By EMMA HINCHLIFFE
When completed and certified, 24th and Union, a multifamily development at 1419 24th Ave. in the Central District, will be the state’s largest passive house project. The project is being developed and built by Cascade Built. Recognized as pioneers in the field, this will be the developer’s fourth passive house multifamily apartment project and sixth passive house project overall.
24th and Union is an eight-story development with 107 units, including one-bedroom, studio units and small efficiency dwelling units. The project consists of two buildings with a large central courtyard in-between. The buildings are connected by a series of external “corridors.” The project was designed to provide residents with as much access to the outside as possible within a dense urban environment. In addition to the large central courtyard, there is a rooftop area. Five of the units have private terraces and eighteen have private balconies. All in-unit windows either open onto the courtyard or at the front of the property. The sky-bridge connectors look down on to the courtyard and are partly exposed providing a further accessible outside space. Additional features include a spacious entry lobby, storage for personal items and bikes, a small fitness room and a common area lounge. The building was designed by b9 Architects with support from Quantum Consulting Engineers, Root of Design, Staengl Engineering, RDH, and Evergreen Certified.
“This project encapsulates everything I’ve learned to date when building passive housing and what solutions work best,” Sloan Ritchie, CEO and founder of Cascade Built, who started his foray into passive housing with a single-family home over ten years ago, said. “For this development we knew that it was vital to have a central ventilation system and we also installed tilt and turn windows.”
Ritchie has partnered with investors HAL Real Estate and Tim and Peter Wolff on this project. For both investment groups this is their first foray into the passive housing market. However, it will almost certainly not be their last. When discussing the decision to invest, Peter Wolff and Jonathan Manheim, president of HAL Real Estate, both explained how they see passive housing as a morally and financially sound investment. “As an industry we need to look for ways to minimize environmental impact…in the case of passive house it’s an exciting way of pushing that envelope,” Manheim said. “Investing in passive housing is one way we can aid with climate change,” Wolff added, “these projects are also relatively easy to execute, so when it comes to building more passive housing I think it comes down to choice, maybe ten or even five years ago you could question the financial viability of passive housing but not anymore. The tech is getting better all the time and the investment continues to make more and more financial sense,” he continued. Ritchie concurred that the technology is now relatively easy to execute and at a price not incomparable to non-passive house construction.

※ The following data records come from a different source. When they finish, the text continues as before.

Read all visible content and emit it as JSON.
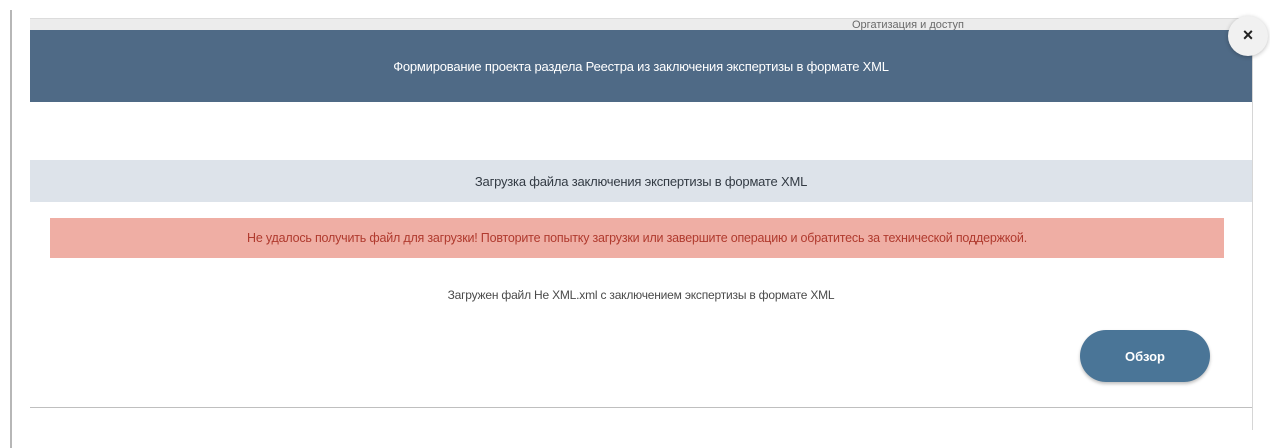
{
  "background_page": {
    "partial_text": "Оргатизация и доступ"
  },
  "modal": {
    "title": "Формирование проекта раздела Реестра из заключения экспертизы в формате XML",
    "close_icon": "×",
    "section_title": "Загрузка файла заключения экспертизы в формате XML",
    "error_message": "Не удалось получить файл для загрузки! Повторите попытку загрузки или завершите операцию и обратитесь за технической поддержкой.",
    "uploaded_file_text": "Загружен файл Не XML.xml с заключением экспертизы в формате XML",
    "browse_label": "Обзор"
  },
  "colors": {
    "header_bg": "#4f6a86",
    "section_bg": "#dde3ea",
    "error_bg": "#efaea4",
    "error_text": "#b03a2e",
    "button_bg": "#4a7597"
  },
  "icons": {
    "close": "close-icon"
  }
}
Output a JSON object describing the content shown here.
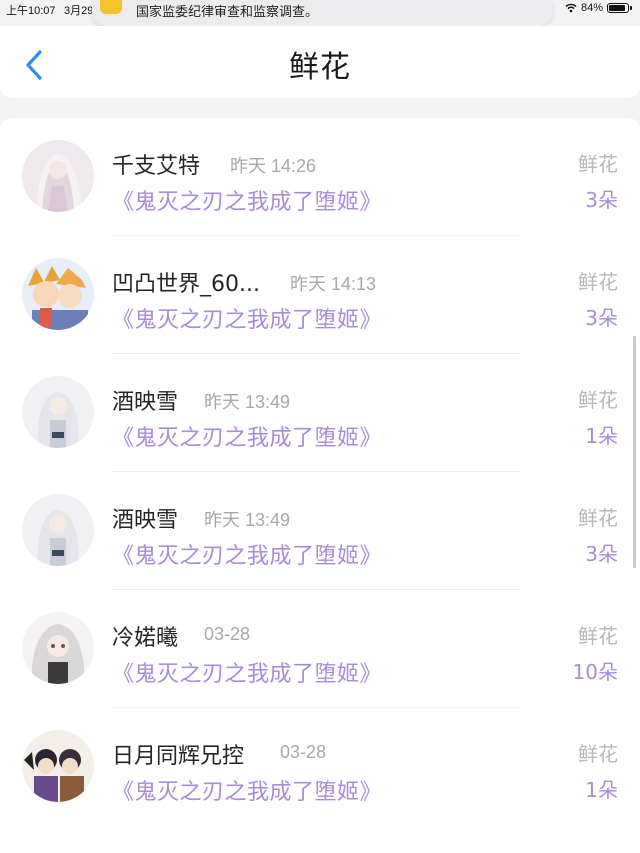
{
  "status_bar": {
    "time": "上午10:07",
    "date": "3月29",
    "battery": "84%"
  },
  "notification": {
    "text": "国家监委纪律审查和监察调查。"
  },
  "header": {
    "title": "鲜花"
  },
  "list": [
    {
      "name": "千支艾特",
      "time": "昨天 14:26",
      "book": "《鬼灭之刃之我成了堕姬》",
      "type": "鲜花",
      "count": "3朵"
    },
    {
      "name": "凹凸世界_60...",
      "time": "昨天 14:13",
      "book": "《鬼灭之刃之我成了堕姬》",
      "type": "鲜花",
      "count": "3朵"
    },
    {
      "name": "酒映雪",
      "time": "昨天 13:49",
      "book": "《鬼灭之刃之我成了堕姬》",
      "type": "鲜花",
      "count": "1朵"
    },
    {
      "name": "酒映雪",
      "time": "昨天 13:49",
      "book": "《鬼灭之刃之我成了堕姬》",
      "type": "鲜花",
      "count": "3朵"
    },
    {
      "name": "冷婼曦",
      "time": "03-28",
      "book": "《鬼灭之刃之我成了堕姬》",
      "type": "鲜花",
      "count": "10朵"
    },
    {
      "name": "日月同辉兄控",
      "time": "03-28",
      "book": "《鬼灭之刃之我成了堕姬》",
      "type": "鲜花",
      "count": "1朵"
    }
  ],
  "colors": {
    "accent": "#a98bd6",
    "back_arrow": "#2f8cf2"
  }
}
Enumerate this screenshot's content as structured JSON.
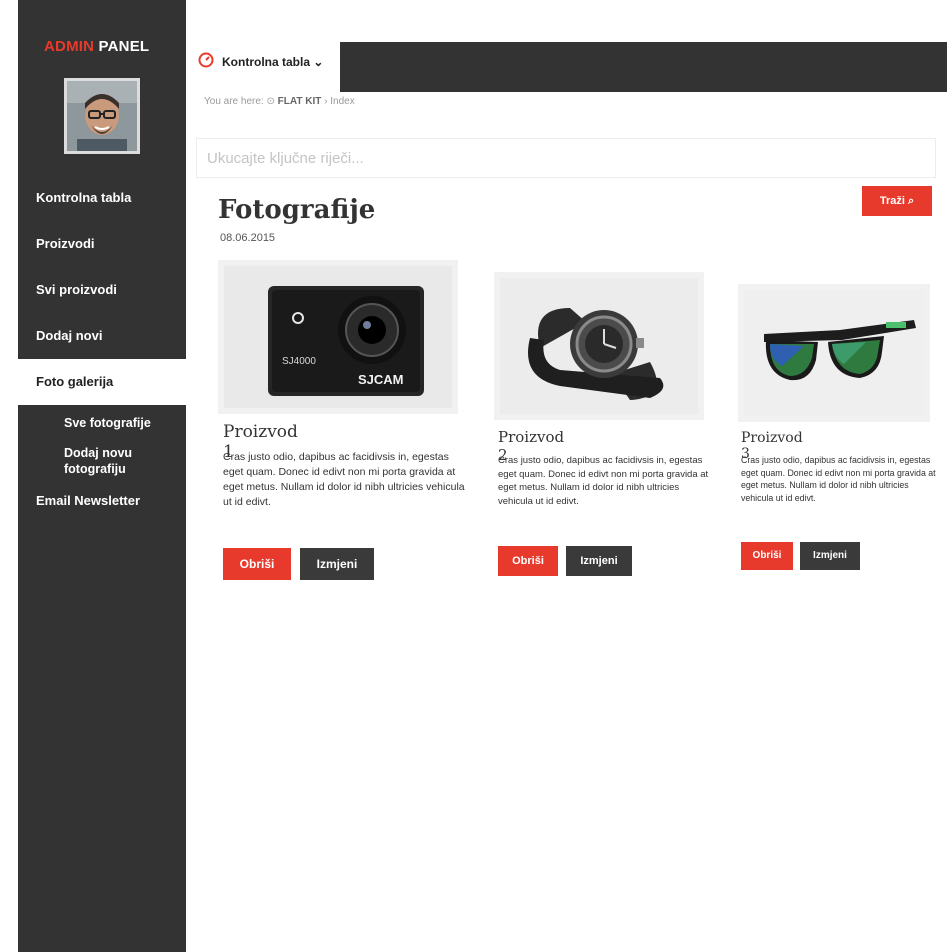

“While it might be relatively new to the Pacific Northwest, the design methodology and tech for passive housing is already tried and tested in thousands of buildings in Europe, so we know it can be done well and at good cost,” Manheim added, “I think HAL Real Estate’s investment in this project sends a good sign to the market that passive housing makes economic sense.” On average, passive house buildings tend to use 40/50% less energy than what is required by code, saving developers, investors, and renters, on energy costs.
Speaking to those involved in the project at 24th and Union, it is clear that they expect to invest in more passive housing in the future and that as a result we should expect to see more multifamily passive house construction in Washington, likely at and beyond the scale of the 24th and Union development. “I think passive housing is about to have its day in North America,” Manheim said. A mix of market forces and legislation, such as Governor Inslee’s net-zero goals, appear to be behind the rise and interest in passive housing. “I think we are seeing a rise in what I call `consumer activism,’” Wolff reflected, “Renters and buyers are increasingly recognizing the value in passive housing.” Wolff also said that he believes that the more people that get to experience passive housing – especially what it’s like to live in an environment with continuously re-cycled air – the more demand will grow. “I think passive housing is a better housing experience,” he concluded.
Construction began on the project at 24th and Union in December 2021 and is projected to be completed in Q3 of 2023.
The project team includes, b9 Architects, architect; Quantum Consulting Engineers; structural engineer; Blueline, civil engineer; Staengl Engineering, mechanical engineer, Root of Design, landscape architect; Cascade Built, developed and general contractor and 24&U LLC, owner.« Previous Story Next Story: Passive Gets Aggressive